● What the task requires: Whatever lines the data contains, output all of them unchanged.

** Source information follows **

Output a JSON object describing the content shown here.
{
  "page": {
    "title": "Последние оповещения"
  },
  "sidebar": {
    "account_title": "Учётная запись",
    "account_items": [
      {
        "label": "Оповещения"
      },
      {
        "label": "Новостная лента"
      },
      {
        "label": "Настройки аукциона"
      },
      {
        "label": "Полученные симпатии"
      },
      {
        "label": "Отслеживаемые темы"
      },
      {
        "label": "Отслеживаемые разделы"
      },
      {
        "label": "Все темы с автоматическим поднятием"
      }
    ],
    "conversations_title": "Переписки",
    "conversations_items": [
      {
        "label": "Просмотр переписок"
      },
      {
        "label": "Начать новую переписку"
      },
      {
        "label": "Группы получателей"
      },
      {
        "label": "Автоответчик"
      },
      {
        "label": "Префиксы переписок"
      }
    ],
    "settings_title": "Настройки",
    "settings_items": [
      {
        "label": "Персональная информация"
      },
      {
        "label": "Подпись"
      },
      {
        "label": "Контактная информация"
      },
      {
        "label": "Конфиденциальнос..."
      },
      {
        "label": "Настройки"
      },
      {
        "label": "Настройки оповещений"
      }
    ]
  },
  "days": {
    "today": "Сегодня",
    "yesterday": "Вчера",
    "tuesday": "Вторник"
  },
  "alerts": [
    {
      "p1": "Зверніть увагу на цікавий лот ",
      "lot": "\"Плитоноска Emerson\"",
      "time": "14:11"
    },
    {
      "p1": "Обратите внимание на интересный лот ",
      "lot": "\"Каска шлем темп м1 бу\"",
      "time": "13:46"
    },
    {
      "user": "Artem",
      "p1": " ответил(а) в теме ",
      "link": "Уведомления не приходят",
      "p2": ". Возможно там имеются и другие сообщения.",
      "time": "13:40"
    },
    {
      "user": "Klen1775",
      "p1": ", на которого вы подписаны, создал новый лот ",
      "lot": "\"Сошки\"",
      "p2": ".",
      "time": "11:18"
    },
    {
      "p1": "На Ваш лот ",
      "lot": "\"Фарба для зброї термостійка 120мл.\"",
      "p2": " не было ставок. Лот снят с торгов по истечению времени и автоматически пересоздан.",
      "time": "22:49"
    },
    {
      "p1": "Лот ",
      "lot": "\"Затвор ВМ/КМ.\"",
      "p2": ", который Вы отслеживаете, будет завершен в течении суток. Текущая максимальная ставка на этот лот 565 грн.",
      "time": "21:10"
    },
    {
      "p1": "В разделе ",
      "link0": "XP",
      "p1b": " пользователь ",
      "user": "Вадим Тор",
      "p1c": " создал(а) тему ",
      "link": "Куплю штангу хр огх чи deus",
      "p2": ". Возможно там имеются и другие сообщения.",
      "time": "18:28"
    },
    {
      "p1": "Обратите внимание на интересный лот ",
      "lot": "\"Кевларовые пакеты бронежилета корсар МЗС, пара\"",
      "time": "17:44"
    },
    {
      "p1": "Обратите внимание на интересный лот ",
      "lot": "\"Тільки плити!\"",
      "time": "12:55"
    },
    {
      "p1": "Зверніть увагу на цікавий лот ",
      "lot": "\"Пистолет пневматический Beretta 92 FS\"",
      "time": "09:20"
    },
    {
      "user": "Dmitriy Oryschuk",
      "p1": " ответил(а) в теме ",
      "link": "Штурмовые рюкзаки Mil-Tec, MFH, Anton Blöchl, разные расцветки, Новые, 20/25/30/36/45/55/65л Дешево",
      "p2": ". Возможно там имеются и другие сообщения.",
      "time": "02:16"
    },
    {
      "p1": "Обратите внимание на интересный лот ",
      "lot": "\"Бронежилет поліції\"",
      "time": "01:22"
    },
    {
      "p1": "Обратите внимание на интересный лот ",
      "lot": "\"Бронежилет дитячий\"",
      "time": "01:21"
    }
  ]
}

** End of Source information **

● Exercise response:
Output a JSON object describing the content shown here.
{
  "page": {
    "title": "Последние оповещения"
  },
  "sidebar": {
    "account_title": "Учётная запись",
    "account_items": [
      {
        "label": "Оповещения"
      },
      {
        "label": "Новостная лента"
      },
      {
        "label": "Настройки аукциона"
      },
      {
        "label": "Полученные симпатии"
      },
      {
        "label": "Отслеживаемые темы"
      },
      {
        "label": "Отслеживаемые разделы"
      },
      {
        "label": "Все темы с автоматическим поднятием"
      }
    ],
    "conversations_title": "Переписки",
    "conversations_items": [
      {
        "label": "Просмотр переписок"
      },
      {
        "label": "Начать новую переписку"
      },
      {
        "label": "Группы получателей"
      },
      {
        "label": "Автоответчик"
      },
      {
        "label": "Префиксы переписок"
      }
    ],
    "settings_title": "Настройки",
    "settings_items": [
      {
        "label": "Персональная информация"
      },
      {
        "label": "Подпись"
      },
      {
        "label": "Контактная информация"
      },
      {
        "label": "Конфиденциальнос..."
      },
      {
        "label": "Настройки"
      },
      {
        "label": "Настройки оповещений"
      }
    ]
  },
  "days": {
    "today": "Сегодня",
    "yesterday": "Вчера",
    "tuesday": "Вторник"
  },
  "alerts": [
    {
      "p1": "Зверніть увагу на цікавий лот ",
      "lot": "\"Плитоноска Emerson\"",
      "time": "14:11"
    },
    {
      "p1": "Обратите внимание на интересный лот ",
      "lot": "\"Каска шлем темп м1 бу\"",
      "time": "13:46"
    },
    {
      "user": "Artem",
      "p1": " ответил(а) в теме ",
      "link": "Уведомления не приходят",
      "p2": ". Возможно там имеются и другие сообщения.",
      "time": "13:40"
    },
    {
      "user": "Klen1775",
      "p1": ", на которого вы подписаны, создал новый лот ",
      "lot": "\"Сошки\"",
      "p2": ".",
      "time": "11:18"
    },
    {
      "p1": "На Ваш лот ",
      "lot": "\"Фарба для зброї термостійка 120мл.\"",
      "p2": " не было ставок. Лот снят с торгов по истечению времени и автоматически пересоздан.",
      "time": "22:49"
    },
    {
      "p1": "Лот ",
      "lot": "\"Затвор ВМ/КМ.\"",
      "p2": ", который Вы отслеживаете, будет завершен в течении суток. Текущая максимальная ставка на этот лот 565 грн.",
      "time": "21:10"
    },
    {
      "p1": "В разделе ",
      "link0": "XP",
      "p1b": " пользователь ",
      "user": "Вадим Тор",
      "p1c": " создал(а) тему ",
      "link": "Куплю штангу хр огх чи deus",
      "p2": ". Возможно там имеются и другие сообщения.",
      "time": "18:28"
    },
    {
      "p1": "Обратите внимание на интересный лот ",
      "lot": "\"Кевларовые пакеты бронежилета корсар МЗС, пара\"",
      "time": "17:44"
    },
    {
      "p1": "Обратите внимание на интересный лот ",
      "lot": "\"Тільки плити!\"",
      "time": "12:55"
    },
    {
      "p1": "Зверніть увагу на цікавий лот ",
      "lot": "\"Пистолет пневматический Beretta 92 FS\"",
      "time": "09:20"
    },
    {
      "user": "Dmitriy Oryschuk",
      "p1": " ответил(а) в теме ",
      "link": "Штурмовые рюкзаки Mil-Tec, MFH, Anton Blöchl, разные расцветки, Новые, 20/25/30/36/45/55/65л Дешево",
      "p2": ". Возможно там имеются и другие сообщения.",
      "time": "02:16"
    },
    {
      "p1": "Обратите внимание на интересный лот ",
      "lot": "\"Бронежилет поліції\"",
      "time": "01:22"
    },
    {
      "p1": "Обратите внимание на интересный лот ",
      "lot": "\"Бронежилет дитячий\"",
      "time": "01:21"
    }
  ]
}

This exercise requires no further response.